(Provided records):
-- -- --

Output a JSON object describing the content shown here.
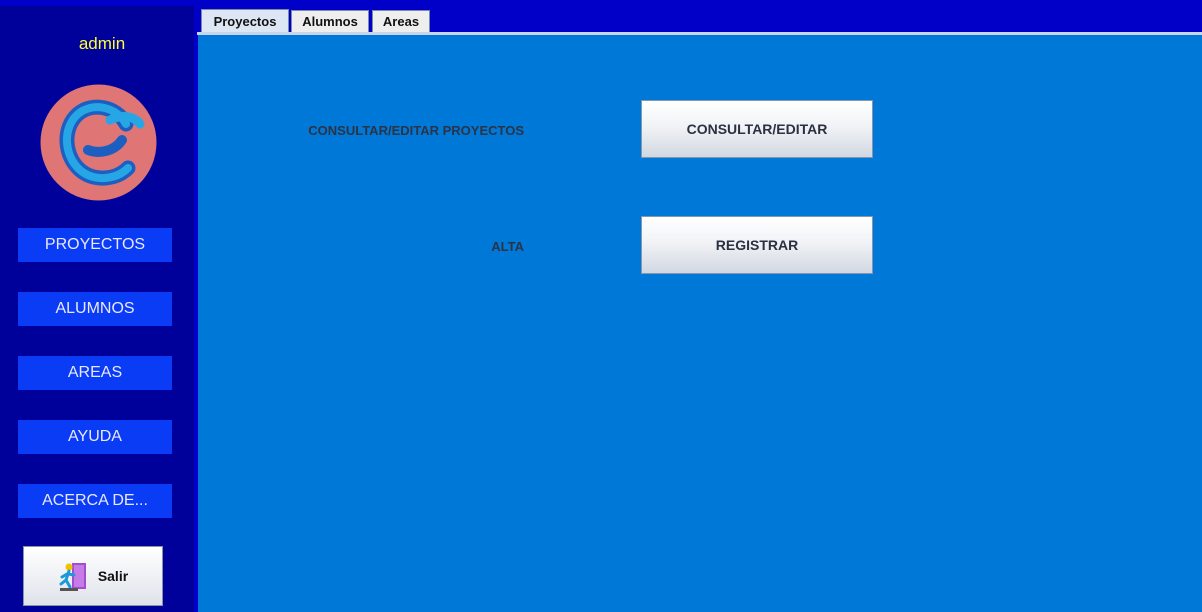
{
  "sidebar": {
    "username": "admin",
    "items": [
      {
        "label": "PROYECTOS"
      },
      {
        "label": "ALUMNOS"
      },
      {
        "label": "AREAS"
      },
      {
        "label": "AYUDA"
      },
      {
        "label": "ACERCA DE..."
      }
    ],
    "exit_label": "Salir"
  },
  "tabs": [
    {
      "label": "Proyectos",
      "active": true
    },
    {
      "label": "Alumnos",
      "active": false
    },
    {
      "label": "Areas",
      "active": false
    }
  ],
  "main": {
    "rows": [
      {
        "label": "CONSULTAR/EDITAR PROYECTOS",
        "button": "CONSULTAR/EDITAR"
      },
      {
        "label": "ALTA",
        "button": "REGISTRAR"
      }
    ]
  },
  "colors": {
    "sidebar_bg": "#00009a",
    "content_bg": "#0078d7",
    "sidebar_button": "#0a3cf5",
    "username": "#ffff33"
  }
}
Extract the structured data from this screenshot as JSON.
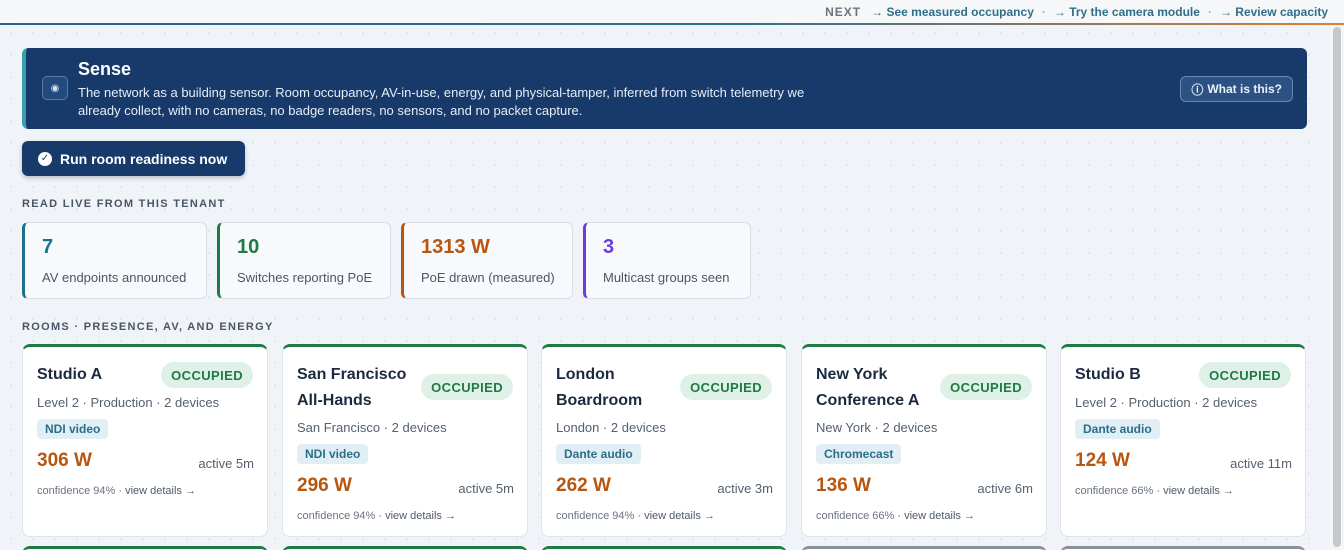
{
  "nextbar": {
    "next_label": "NEXT",
    "links": [
      "→ See measured occupancy",
      "→ Try the camera module",
      "→ Review capacity"
    ],
    "separator": "·"
  },
  "banner": {
    "icon": "eye-icon",
    "title": "Sense",
    "description": "The network as a building sensor. Room occupancy, AV-in-use, energy, and physical-tamper, inferred from switch telemetry we already collect, with no cameras, no badge readers, no sensors, and no packet capture.",
    "what_label": "What is this?"
  },
  "run_button": {
    "label": "Run room readiness now"
  },
  "stats_section": {
    "label": "READ LIVE FROM THIS TENANT",
    "items": [
      {
        "value": "7",
        "label": "AV endpoints announced",
        "color": "#1e6f8a"
      },
      {
        "value": "10",
        "label": "Switches reporting PoE",
        "color": "#1f7a45"
      },
      {
        "value": "1313 W",
        "label": "PoE drawn (measured)",
        "color": "#b8560f"
      },
      {
        "value": "3",
        "label": "Multicast groups seen",
        "color": "#6a3fd6"
      }
    ]
  },
  "rooms_section": {
    "label": "ROOMS · PRESENCE, AV, AND ENERGY",
    "rooms": [
      {
        "name": "Studio A",
        "status": "OCCUPIED",
        "meta": "Level 2 · Production · 2 devices",
        "tag": "NDI video",
        "watts": "306 W",
        "active": "active 5m",
        "confidence": "confidence 94%",
        "details": "· view details →"
      },
      {
        "name": "San Francisco All-Hands",
        "status": "OCCUPIED",
        "meta": "San Francisco · 2 devices",
        "tag": "NDI video",
        "watts": "296 W",
        "active": "active 5m",
        "confidence": "confidence 94%",
        "details": "· view details →"
      },
      {
        "name": "London Boardroom",
        "status": "OCCUPIED",
        "meta": "London · 2 devices",
        "tag": "Dante audio",
        "watts": "262 W",
        "active": "active 3m",
        "confidence": "confidence 94%",
        "details": "· view details →"
      },
      {
        "name": "New York Conference A",
        "status": "OCCUPIED",
        "meta": "New York · 2 devices",
        "tag": "Chromecast",
        "watts": "136 W",
        "active": "active 6m",
        "confidence": "confidence 66%",
        "details": "· view details →"
      },
      {
        "name": "Studio B",
        "status": "OCCUPIED",
        "meta": "Level 2 · Production · 2 devices",
        "tag": "Dante audio",
        "watts": "124 W",
        "active": "active 11m",
        "confidence": "confidence 66%",
        "details": "· view details →"
      }
    ]
  }
}
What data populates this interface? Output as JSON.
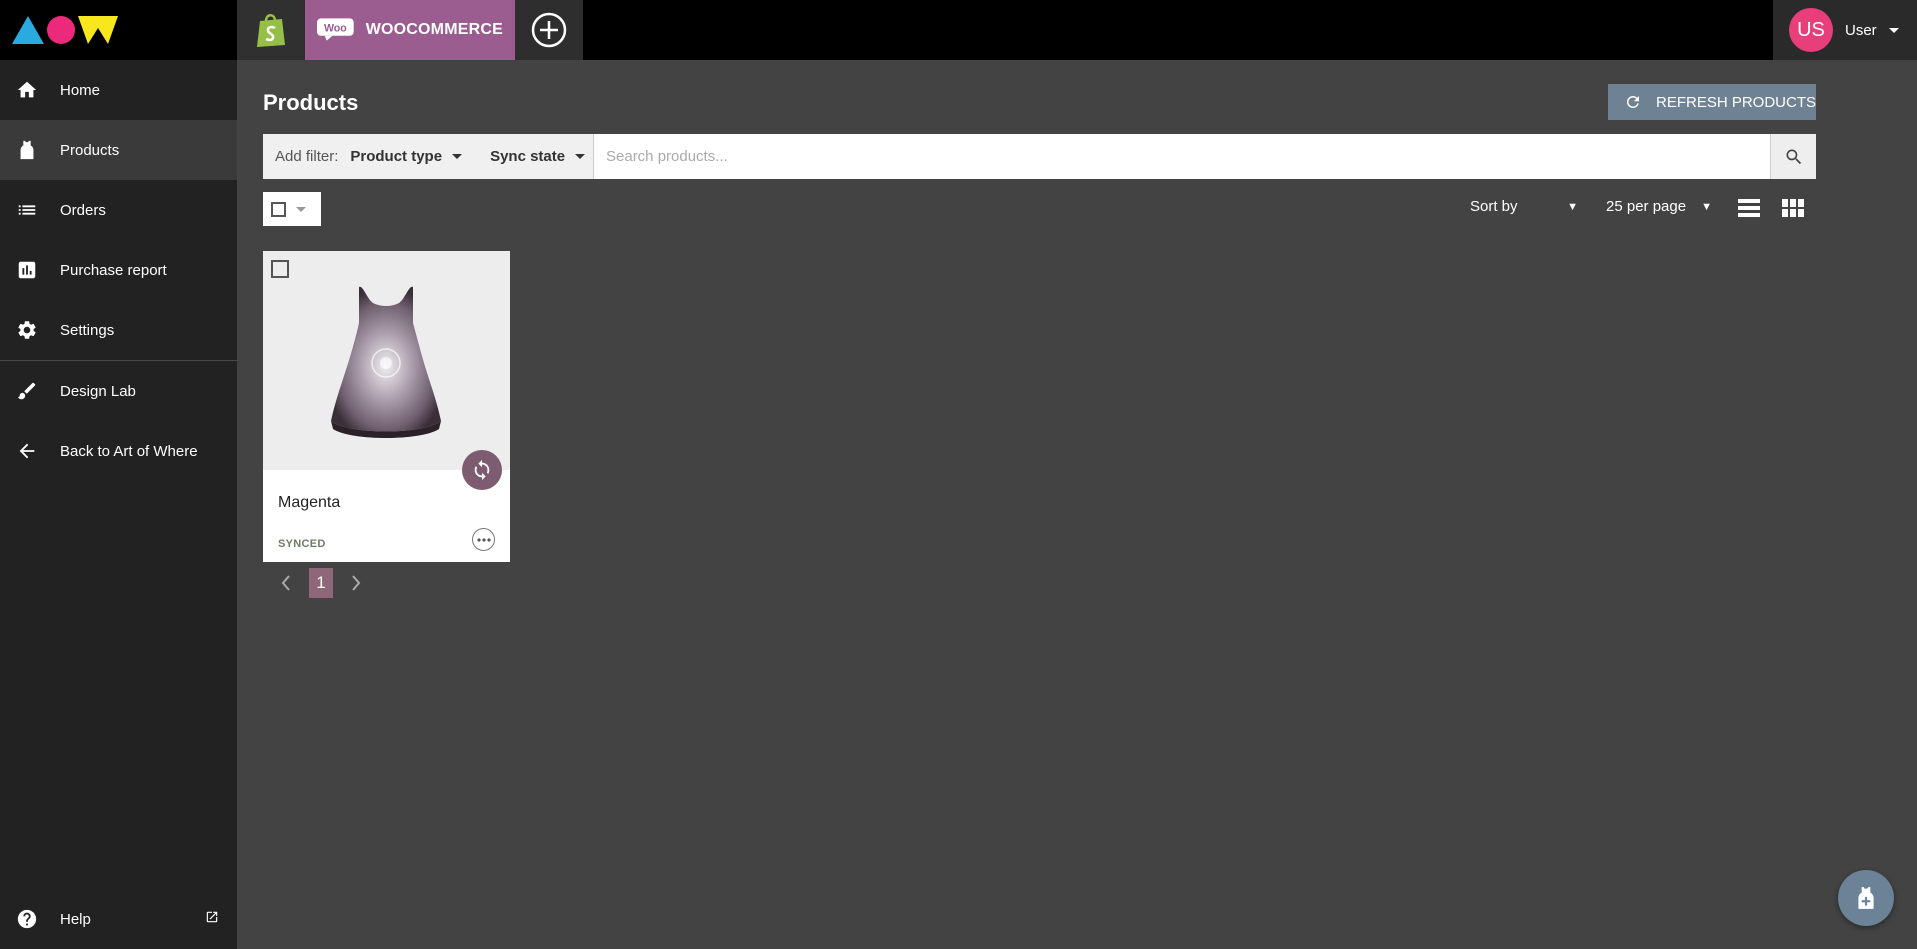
{
  "brand": {
    "logo": "aow-logo"
  },
  "stores": {
    "shopify_icon": "shopify-bag-icon",
    "woocommerce_label": "WOOCOMMERCE",
    "woocommerce_icon": "woo-logo-icon",
    "woocommerce_icon_text": "Woo",
    "add_icon": "plus-circle-icon"
  },
  "user": {
    "initials": "US",
    "name": "User"
  },
  "sidebar": {
    "items": [
      {
        "label": "Home",
        "icon": "home-icon"
      },
      {
        "label": "Products",
        "icon": "product-icon",
        "active": true
      },
      {
        "label": "Orders",
        "icon": "list-icon"
      },
      {
        "label": "Purchase report",
        "icon": "bar-chart-icon"
      },
      {
        "label": "Settings",
        "icon": "gear-icon"
      },
      {
        "label": "Design Lab",
        "icon": "brush-icon"
      },
      {
        "label": "Back to Art of Where",
        "icon": "arrow-left-icon"
      }
    ],
    "help_label": "Help"
  },
  "main": {
    "title": "Products",
    "refresh_label": "REFRESH PRODUCTS",
    "filters": {
      "label": "Add filter:",
      "product_type": "Product type",
      "sync_state": "Sync state",
      "search_placeholder": "Search products..."
    },
    "sort_label": "Sort by",
    "per_page_label": "25 per page",
    "products": [
      {
        "name": "Magenta",
        "status": "SYNCED"
      }
    ],
    "pagination": {
      "current_page": "1"
    }
  },
  "colors": {
    "woocommerce": "#9b5c8f",
    "sidebar_bg": "#222222",
    "main_bg": "#434343",
    "refresh_btn": "#6f8294",
    "active_page": "#8e6878",
    "avatar": "#e83e7a",
    "synced_text": "#6b7d63"
  }
}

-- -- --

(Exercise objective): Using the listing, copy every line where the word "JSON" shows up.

(Completed task):
Output a JSON object describing the content shown here.
Extract the structured data from this screenshot as JSON.
What data populates this interface? Output as JSON.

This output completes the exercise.